__Work instruction__: Run through the data and copy out every line that mentions the word "this".

● ● ● ● ●

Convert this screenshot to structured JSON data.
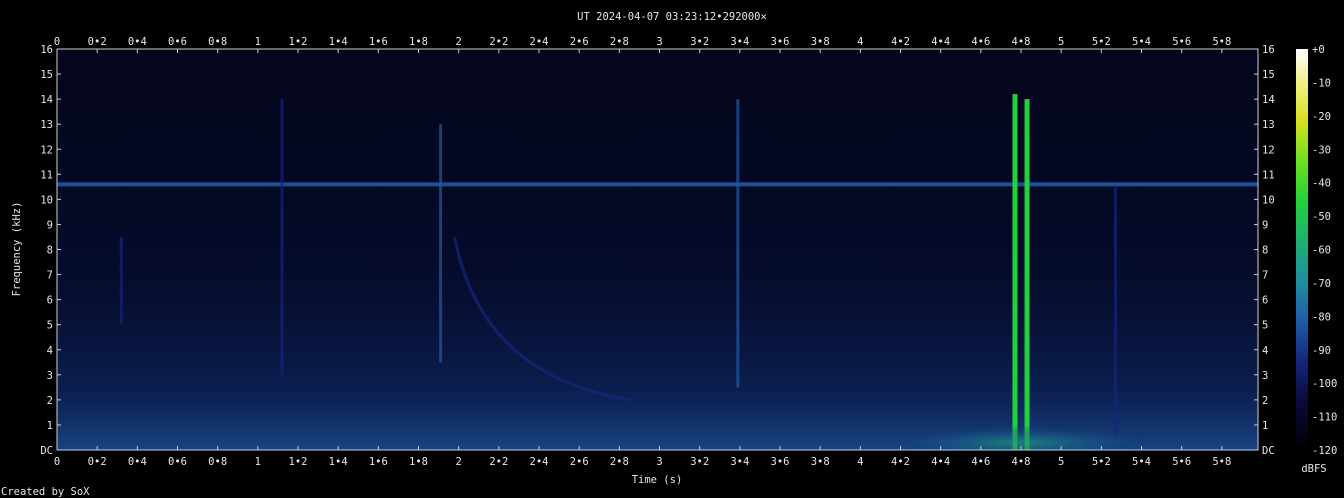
{
  "chart_data": {
    "type": "heatmap",
    "title": "UT 2024-04-07 03:23:12•292000×",
    "xlabel": "Time (s)",
    "ylabel": "Frequency (kHz)",
    "xlim": [
      0,
      5.98
    ],
    "ylim": [
      0,
      16
    ],
    "x_ticks": [
      "0",
      "0•2",
      "0•4",
      "0•6",
      "0•8",
      "1",
      "1•2",
      "1•4",
      "1•6",
      "1•8",
      "2",
      "2•2",
      "2•4",
      "2•6",
      "2•8",
      "3",
      "3•2",
      "3•4",
      "3•6",
      "3•8",
      "4",
      "4•2",
      "4•4",
      "4•6",
      "4•8",
      "5",
      "5•2",
      "5•4",
      "5•6",
      "5•8"
    ],
    "x_tick_values": [
      0,
      0.2,
      0.4,
      0.6,
      0.8,
      1,
      1.2,
      1.4,
      1.6,
      1.8,
      2,
      2.2,
      2.4,
      2.6,
      2.8,
      3,
      3.2,
      3.4,
      3.6,
      3.8,
      4,
      4.2,
      4.4,
      4.6,
      4.8,
      5,
      5.2,
      5.4,
      5.6,
      5.8
    ],
    "y_ticks": [
      "DC",
      "1",
      "2",
      "3",
      "4",
      "5",
      "6",
      "7",
      "8",
      "9",
      "10",
      "11",
      "12",
      "13",
      "14",
      "15",
      "16"
    ],
    "y_tick_values": [
      0,
      1,
      2,
      3,
      4,
      5,
      6,
      7,
      8,
      9,
      10,
      11,
      12,
      13,
      14,
      15,
      16
    ],
    "colorbar": {
      "label": "dBFS",
      "range": [
        -120,
        0
      ],
      "ticks": [
        "+0",
        "-10",
        "-20",
        "-30",
        "-40",
        "-50",
        "-60",
        "-70",
        "-80",
        "-90",
        "-100",
        "-110",
        "-120"
      ],
      "tick_values": [
        0,
        -10,
        -20,
        -30,
        -40,
        -50,
        -60,
        -70,
        -80,
        -90,
        -100,
        -110,
        -120
      ]
    },
    "features": [
      {
        "kind": "horizontal_tone",
        "freq_khz": 10.6,
        "t_start": 0,
        "t_end": 5.98,
        "level_dbfs": -88
      },
      {
        "kind": "vertical_burst",
        "t": 4.77,
        "f_low": 0,
        "f_high": 14.2,
        "level_dbfs": -50
      },
      {
        "kind": "vertical_burst",
        "t": 4.83,
        "f_low": 0,
        "f_high": 14.0,
        "level_dbfs": -55
      },
      {
        "kind": "vertical_burst",
        "t": 1.91,
        "f_low": 3.5,
        "f_high": 13.0,
        "level_dbfs": -88
      },
      {
        "kind": "vertical_burst",
        "t": 3.39,
        "f_low": 2.5,
        "f_high": 14.0,
        "level_dbfs": -90
      },
      {
        "kind": "vertical_burst",
        "t": 1.12,
        "f_low": 3.0,
        "f_high": 14.0,
        "level_dbfs": -95
      },
      {
        "kind": "vertical_burst",
        "t": 0.32,
        "f_low": 5.0,
        "f_high": 8.5,
        "level_dbfs": -95
      },
      {
        "kind": "vertical_burst",
        "t": 5.27,
        "f_low": 0.5,
        "f_high": 10.5,
        "level_dbfs": -95
      },
      {
        "kind": "descending_sweep",
        "t_start": 1.98,
        "f_start": 8.5,
        "t_end": 2.85,
        "f_end": 2.0,
        "level_dbfs": -98
      },
      {
        "kind": "low_band",
        "f_low": 0,
        "f_high": 1.2,
        "t_start": 4.2,
        "t_end": 5.4,
        "level_dbfs": -82
      }
    ]
  },
  "footer": {
    "credit": "Created by SoX"
  }
}
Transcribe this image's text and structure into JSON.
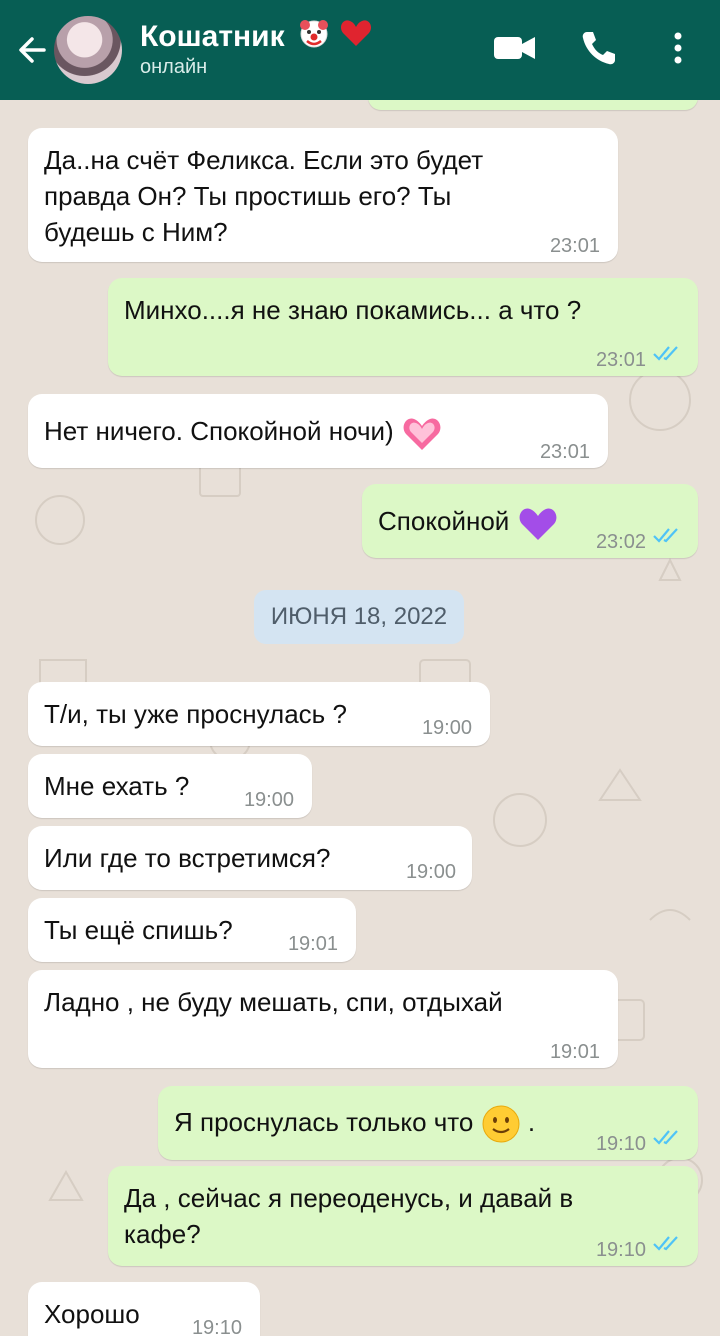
{
  "header": {
    "contact_name": "Кошатник",
    "status": "онлайн",
    "icons": [
      "back-arrow-icon",
      "clown-face-icon",
      "red-heart-icon",
      "video-call-icon",
      "phone-icon",
      "more-options-icon"
    ]
  },
  "colors": {
    "header": "#075e54",
    "incoming": "#ffffff",
    "outgoing": "#dcf8c6",
    "read_ticks": "#4fc3f7",
    "date_badge": "#d4e4f2"
  },
  "messages": [
    {
      "id": "m1",
      "direction": "in",
      "lines": [
        "Да..на счёт Феликса.  Если это будет",
        "правда Он? Ты простишь его? Ты",
        "будешь с Ним?"
      ],
      "time": "23:01"
    },
    {
      "id": "m2",
      "direction": "out",
      "text": "Минхо....я не знаю покамись... а что ?",
      "time": "23:01",
      "read": true
    },
    {
      "id": "m3",
      "direction": "in",
      "text": "Нет ничего.  Спокойной ночи)",
      "emoji": "sparkling-heart-icon",
      "time": "23:01"
    },
    {
      "id": "m4",
      "direction": "out",
      "text": "Спокойной",
      "emoji": "purple-heart-icon",
      "time": "23:02",
      "read": true
    },
    {
      "id": "m5",
      "direction": "in",
      "text": "Т/и, ты уже проснулась ?",
      "time": "19:00"
    },
    {
      "id": "m6",
      "direction": "in",
      "text": "Мне ехать ?",
      "time": "19:00"
    },
    {
      "id": "m7",
      "direction": "in",
      "text": "Или где то встретимся?",
      "time": "19:00"
    },
    {
      "id": "m8",
      "direction": "in",
      "text": "Ты ещё спишь?",
      "time": "19:01"
    },
    {
      "id": "m9",
      "direction": "in",
      "text": "Ладно , не буду мешать, спи, отдыхай",
      "time": "19:01"
    },
    {
      "id": "m10",
      "direction": "out",
      "text": "Я проснулась только что",
      "emoji": "slightly-smiling-face-icon",
      "suffix": ".",
      "time": "19:10",
      "read": true
    },
    {
      "id": "m11",
      "direction": "out",
      "lines": [
        "Да , сейчас я переоденусь, и давай в",
        "кафе?"
      ],
      "time": "19:10",
      "read": true
    },
    {
      "id": "m12",
      "direction": "in",
      "text": "Хорошо",
      "time": "19:10"
    }
  ],
  "date_separator": "ИЮНЯ 18, 2022"
}
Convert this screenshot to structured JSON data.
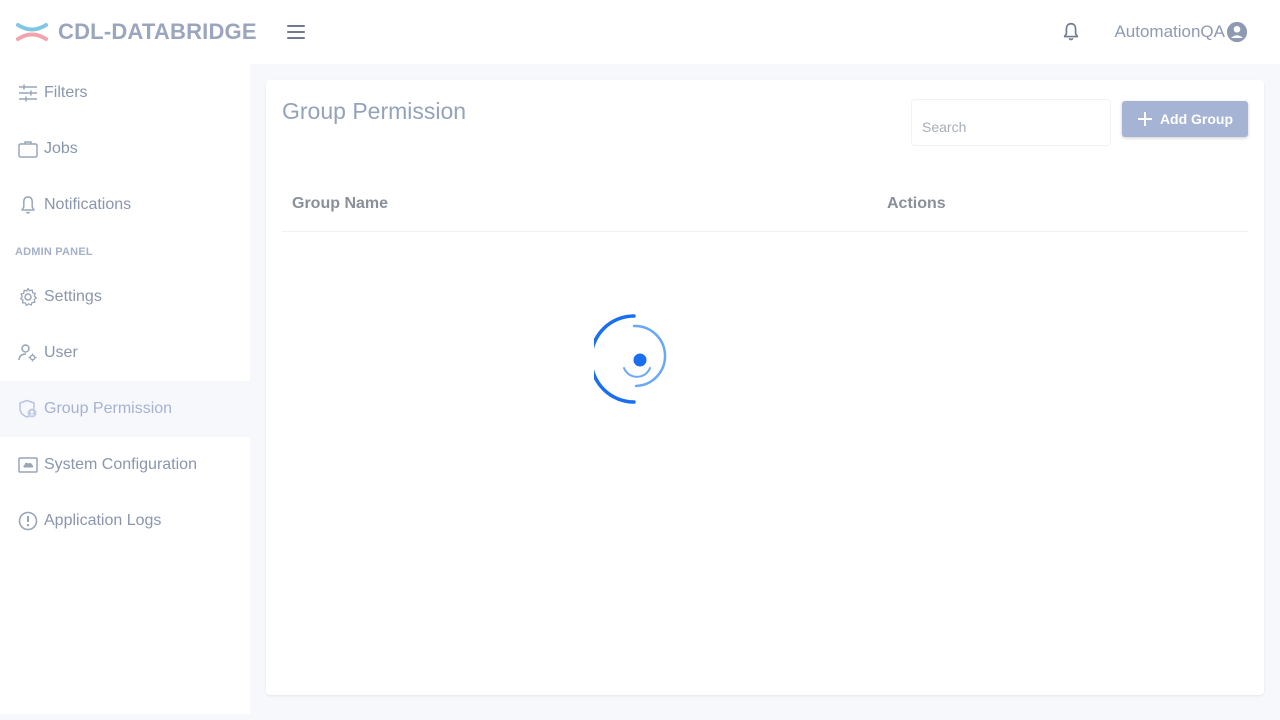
{
  "app": {
    "name": "CDL-DATABRIDGE",
    "user": "AutomationQA"
  },
  "sidebar": {
    "items": [
      {
        "label": "Filters",
        "icon": "filters-icon"
      },
      {
        "label": "Jobs",
        "icon": "briefcase-icon"
      },
      {
        "label": "Notifications",
        "icon": "bell-icon"
      }
    ],
    "admin_section_label": "ADMIN PANEL",
    "admin_items": [
      {
        "label": "Settings",
        "icon": "gear-icon"
      },
      {
        "label": "User",
        "icon": "user-gear-icon"
      },
      {
        "label": "Group Permission",
        "icon": "shield-group-icon",
        "active": true
      },
      {
        "label": "System Configuration",
        "icon": "monitor-cloud-icon"
      },
      {
        "label": "Application Logs",
        "icon": "alert-circle-icon"
      }
    ]
  },
  "main": {
    "title": "Group Permission",
    "search": {
      "placeholder": "Search",
      "value": ""
    },
    "add_button_label": "Add Group",
    "table": {
      "columns": [
        "Group Name",
        "Actions"
      ],
      "rows": []
    },
    "loading": true
  },
  "colors": {
    "accent": "#a5b4d4",
    "spinner": "#1a6ff0",
    "logo_top": "#7ec8e3",
    "logo_bottom": "#f4a3ad"
  }
}
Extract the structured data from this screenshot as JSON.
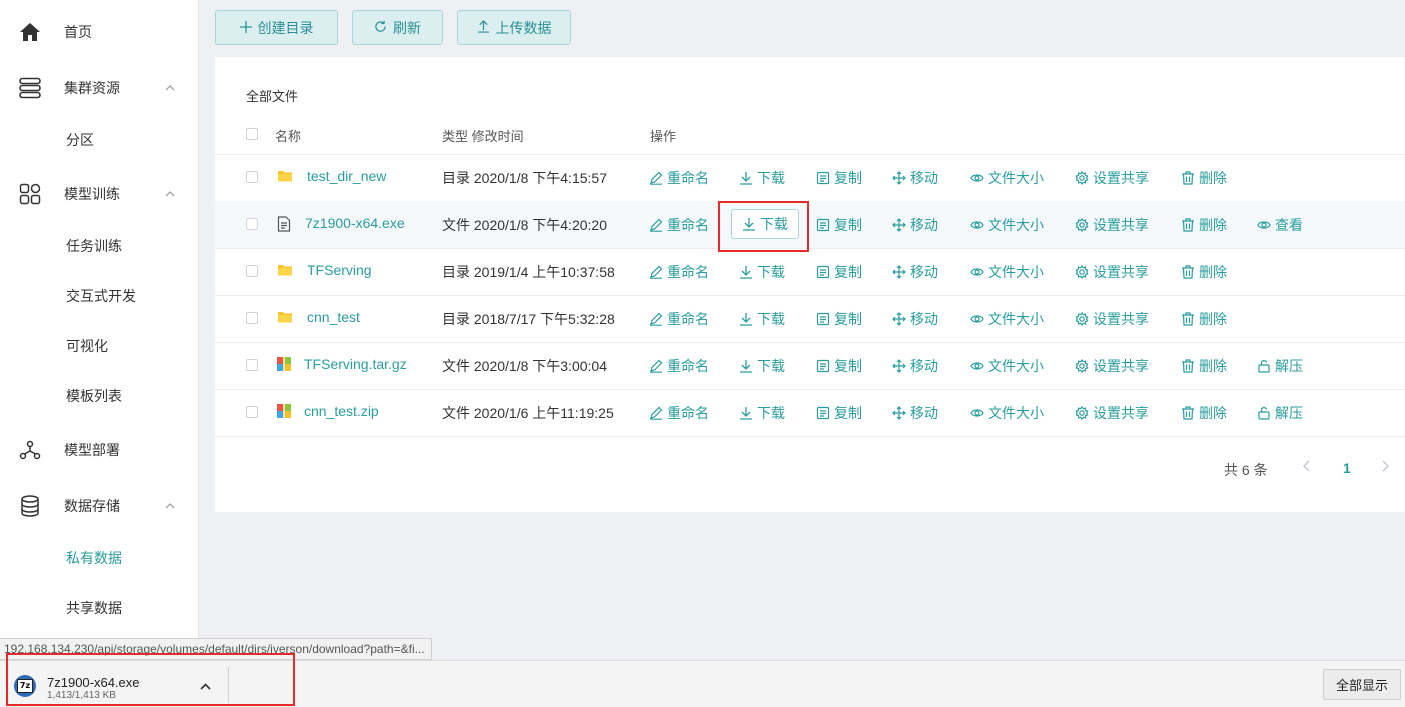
{
  "sidebar": {
    "items": [
      {
        "label": "首页"
      },
      {
        "label": "集群资源"
      },
      {
        "label": "分区"
      },
      {
        "label": "模型训练"
      },
      {
        "label": "任务训练"
      },
      {
        "label": "交互式开发"
      },
      {
        "label": "可视化"
      },
      {
        "label": "模板列表"
      },
      {
        "label": "模型部署"
      },
      {
        "label": "数据存储"
      },
      {
        "label": "私有数据"
      },
      {
        "label": "共享数据"
      }
    ]
  },
  "toolbar": {
    "create_dir": "创建目录",
    "refresh": "刷新",
    "upload": "上传数据"
  },
  "panel": {
    "title": "全部文件",
    "col_name": "名称",
    "col_type_time": "类型 修改时间",
    "col_actions": "操作"
  },
  "actions": {
    "rename": "重命名",
    "download": "下载",
    "copy": "复制",
    "move": "移动",
    "size": "文件大小",
    "share": "设置共享",
    "delete": "删除",
    "view": "查看",
    "extract": "解压"
  },
  "files": [
    {
      "name": "test_dir_new",
      "type_time": "目录 2020/1/8 下午4:15:57",
      "icon": "folder-icon"
    },
    {
      "name": "7z1900-x64.exe",
      "type_time": "文件 2020/1/8 下午4:20:20",
      "icon": "file-icon"
    },
    {
      "name": "TFServing",
      "type_time": "目录 2019/1/4 上午10:37:58",
      "icon": "folder-icon"
    },
    {
      "name": "cnn_test",
      "type_time": "目录 2018/7/17 下午5:32:28",
      "icon": "folder-icon"
    },
    {
      "name": "TFServing.tar.gz",
      "type_time": "文件 2020/1/8 下午3:00:04",
      "icon": "archive-icon"
    },
    {
      "name": "cnn_test.zip",
      "type_time": "文件 2020/1/6 上午11:19:25",
      "icon": "archive-icon"
    }
  ],
  "pagination": {
    "total": "共 6 条",
    "current": "1"
  },
  "status_url": "192.168.134.230/api/storage/volumes/default/dirs/iverson/download?path=&fi...",
  "download_bar": {
    "filename": "7z1900-x64.exe",
    "size": "1,413/1,413 KB",
    "show_all": "全部显示"
  },
  "colors": {
    "accent": "#2a9d9d",
    "highlight_red": "#e52a2a"
  }
}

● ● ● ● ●

__Answer space__:
Convert this screenshot to structured JSON data.
Transcribe this image's text and structure into JSON.
Convert this screenshot to structured JSON data.
Extract the structured data from this screenshot as JSON.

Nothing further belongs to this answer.